My maths is not the greatest so I am going off the premise that any number greater than a single digit can be divided by those 4 numbers if not a prime?

No it does not work that way. For example $11$ is a prime, and $13$ is a prime. $11\times13=143$ is not a prime, but can neither be devided by $2,5,7,9$, or any other number which isn't $11$ or $13$.

The general rule is, you need to check all the primes up to the square root of the number in question. So, for 2 digit numbers, you only need to check the primes less than 10 (2,3,5,7). Once you pass 121 though, you need to start checking 11, once you pass 169, you need to start checking 13, etc.

No, any products of two or more primes $11$ or larger fit this description;the first few examples are already in the three-digit range: $121, 143, 165, 169 \ldots$. So, your criterion works for numbers $\leq 120$ but fails for larger numbers. In general, to check whether a number $n$ is prime, you only need check whether $n$ is divisible by the primes $p \leq \lfloor \sqrt{n} \rfloor$.

• I'm sorry, i meant is there any number above a single digit that cannot be divided by a single digit WITHOUT it being a prime number? – Iain Blackwood Sep 26 '14 at 15:11
• I edited the answer to avoid the obvious garbling. – Travis Sep 26 '14 at 15:32

Do you mean for $33$ or $121$ to be counted as prime numbers?

Note that the Sieve of Eratosthenes works by successively eliminating multiples of $2,3,5,7,11 \dots$

Once you have got to the prime $p$ you can be sure that any number left which is less than $p^2$ is prime.

Your list fails in two respects. First it is a finite list, but there are infinitely many primes (a fact known to Euclid). Take a prime not on your list, say $11$, and its square will not be prime.

Secondly you have chosen $9$, which is not prime.
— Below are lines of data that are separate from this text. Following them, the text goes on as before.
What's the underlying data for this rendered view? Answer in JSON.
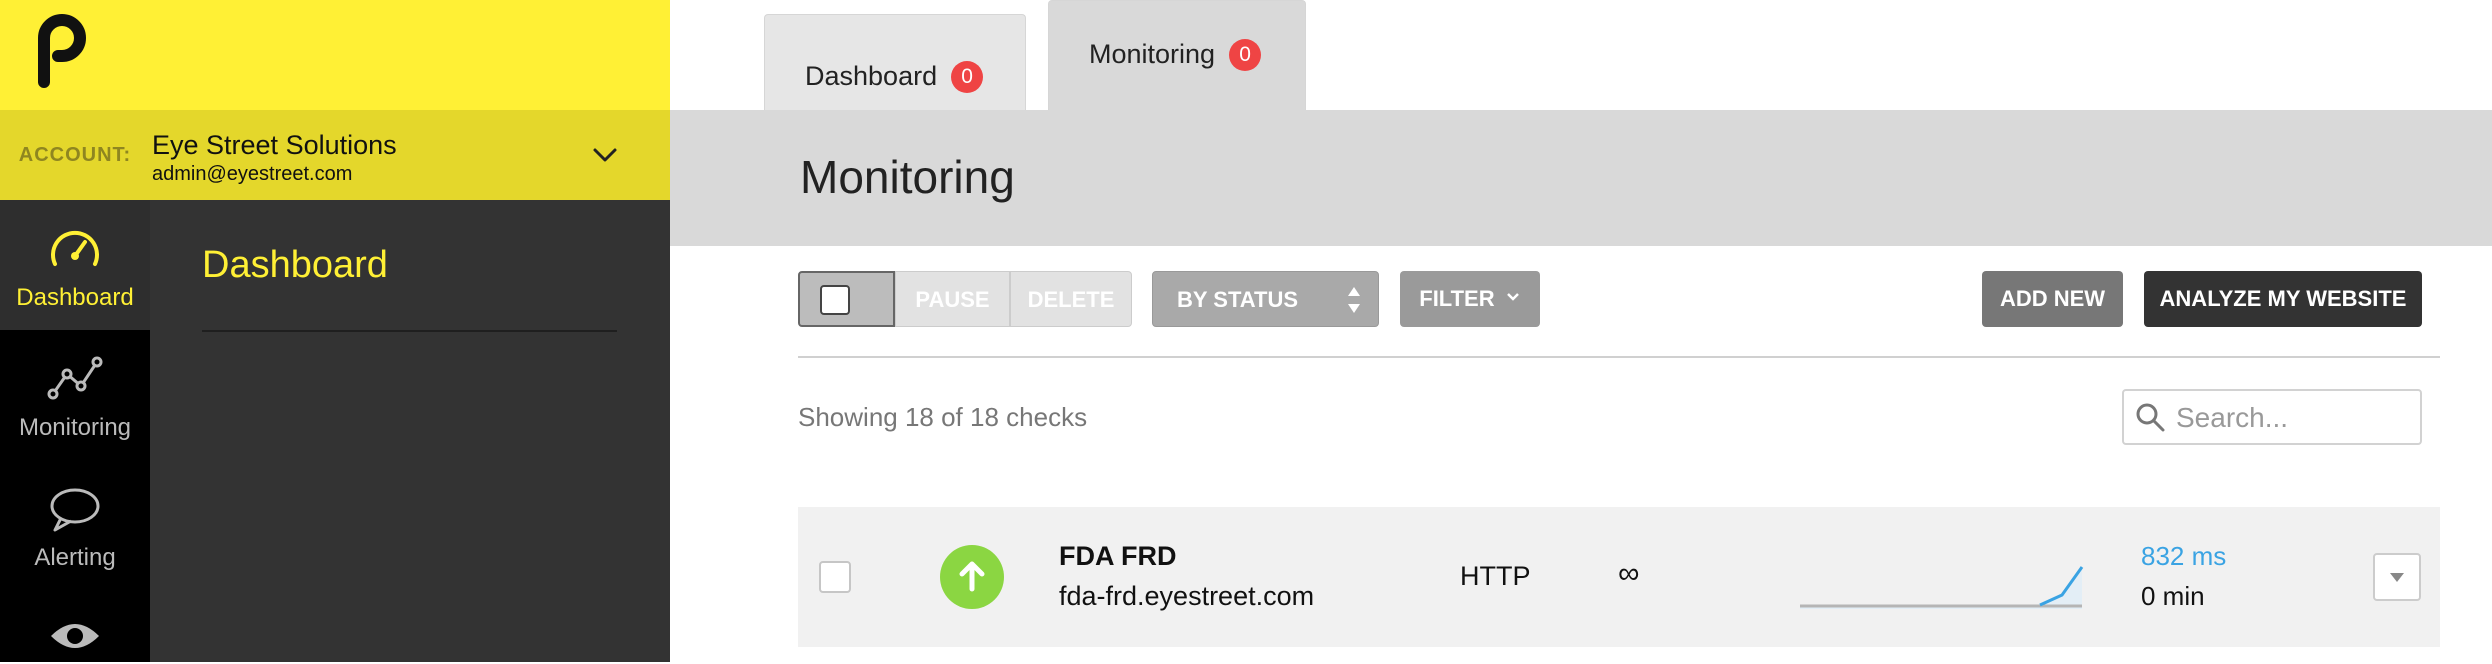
{
  "brand": {
    "logo_letter": "P",
    "accent_color": "#fff035"
  },
  "rail": [
    {
      "label": "Dashboard",
      "icon": "speedometer-icon",
      "active": true
    },
    {
      "label": "Monitoring",
      "icon": "line-graph-icon",
      "active": false
    },
    {
      "label": "Alerting",
      "icon": "speech-bubble-icon",
      "active": false
    },
    {
      "label": "",
      "icon": "eye-icon",
      "active": false
    }
  ],
  "account": {
    "key_label": "ACCOUNT:",
    "name": "Eye Street Solutions",
    "email": "admin@eyestreet.com"
  },
  "sidebar": {
    "title": "Dashboard"
  },
  "tabs": [
    {
      "label": "Dashboard",
      "count": "0",
      "active": false
    },
    {
      "label": "Monitoring",
      "count": "0",
      "active": true
    }
  ],
  "page": {
    "title": "Monitoring"
  },
  "toolbar": {
    "pause_label": "PAUSE",
    "delete_label": "DELETE",
    "status_label": "BY STATUS",
    "filter_label": "FILTER",
    "add_label": "ADD NEW",
    "analyze_label": "ANALYZE MY WEBSITE"
  },
  "summary": {
    "showing": "Showing 18 of 18 checks"
  },
  "search": {
    "placeholder": "Search..."
  },
  "checks": [
    {
      "name": "FDA FRD",
      "url": "fda-frd.eyestreet.com",
      "type": "HTTP",
      "interval": "∞",
      "response_time": "832 ms",
      "downtime": "0 min",
      "status": "up",
      "status_color": "#8bd642",
      "response_color": "#3aa3e3"
    }
  ]
}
This doesn't make a huge difference here, because a number is either a power of $3$, in which case it is eliminated (except for $1,3$), or it has a prime factor other than $3$, in which case it would be eliminated by that prime (hence my example of $33$).

There would be a real problem, though, if you tried to work with squares of all the primes - say $9, 25$ when you would be counting $15$ as a prime.